--- Data supplied Enclosed Below ---
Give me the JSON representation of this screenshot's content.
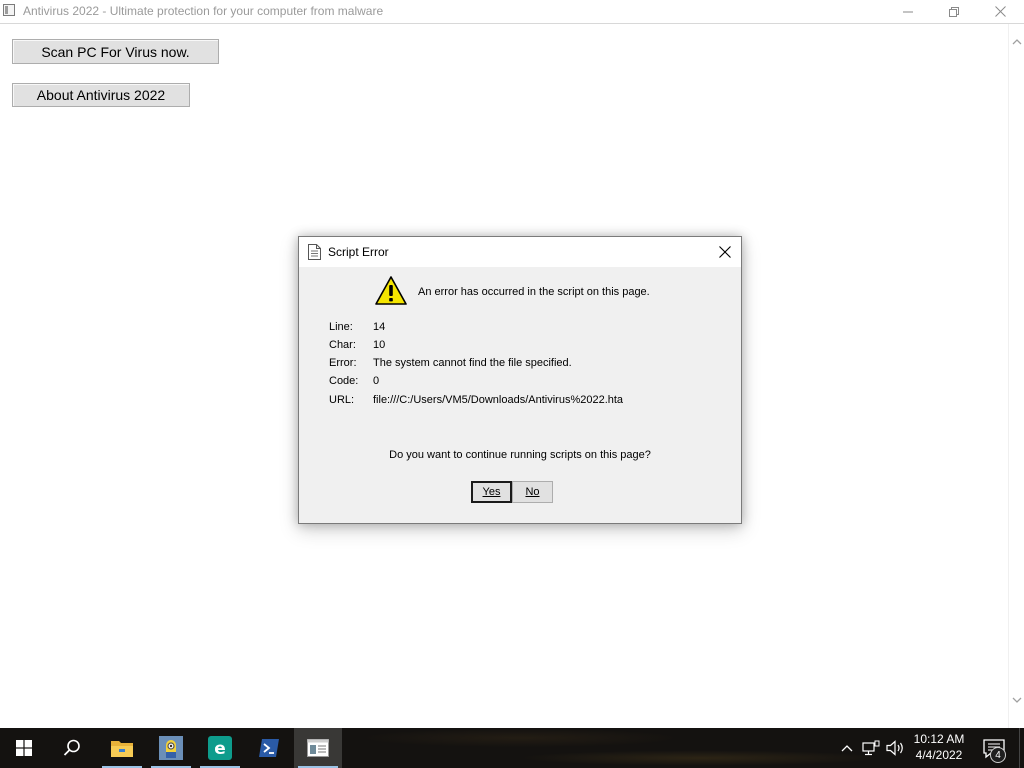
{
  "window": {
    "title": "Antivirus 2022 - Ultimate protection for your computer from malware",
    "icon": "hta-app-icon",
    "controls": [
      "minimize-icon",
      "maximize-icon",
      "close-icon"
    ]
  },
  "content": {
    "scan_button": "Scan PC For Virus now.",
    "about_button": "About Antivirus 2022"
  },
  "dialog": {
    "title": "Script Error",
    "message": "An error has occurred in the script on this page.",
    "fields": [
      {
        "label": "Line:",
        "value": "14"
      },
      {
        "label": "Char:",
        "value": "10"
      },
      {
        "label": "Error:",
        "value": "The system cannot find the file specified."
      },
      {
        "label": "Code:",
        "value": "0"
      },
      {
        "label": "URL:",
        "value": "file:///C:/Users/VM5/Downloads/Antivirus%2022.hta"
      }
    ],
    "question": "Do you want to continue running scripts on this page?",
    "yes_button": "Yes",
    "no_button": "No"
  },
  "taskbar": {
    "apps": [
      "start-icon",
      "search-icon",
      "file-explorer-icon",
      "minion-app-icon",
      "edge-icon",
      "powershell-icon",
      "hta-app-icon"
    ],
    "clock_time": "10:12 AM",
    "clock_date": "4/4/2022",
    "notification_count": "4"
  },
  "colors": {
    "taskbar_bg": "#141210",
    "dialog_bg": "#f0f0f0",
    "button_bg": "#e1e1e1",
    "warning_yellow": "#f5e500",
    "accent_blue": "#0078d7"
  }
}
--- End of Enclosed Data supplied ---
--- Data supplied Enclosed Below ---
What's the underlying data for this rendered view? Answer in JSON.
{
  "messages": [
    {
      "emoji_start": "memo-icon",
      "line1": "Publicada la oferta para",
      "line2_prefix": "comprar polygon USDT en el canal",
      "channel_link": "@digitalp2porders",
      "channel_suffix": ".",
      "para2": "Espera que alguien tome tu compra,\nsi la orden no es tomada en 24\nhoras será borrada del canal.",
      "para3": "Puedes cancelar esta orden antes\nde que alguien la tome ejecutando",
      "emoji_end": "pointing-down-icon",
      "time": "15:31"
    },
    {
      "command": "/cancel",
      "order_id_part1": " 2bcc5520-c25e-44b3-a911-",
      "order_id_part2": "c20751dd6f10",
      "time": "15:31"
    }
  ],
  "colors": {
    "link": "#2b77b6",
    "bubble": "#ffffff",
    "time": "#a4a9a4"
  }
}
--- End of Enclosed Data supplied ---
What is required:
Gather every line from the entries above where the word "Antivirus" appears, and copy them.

The answer:
    "title": "Antivirus 2022 - Ultimate protection for your computer from malware",
    "about_button": "About Antivirus 2022"
        "value": "file:///C:/Users/VM5/Downloads/Antivirus%2022.hta"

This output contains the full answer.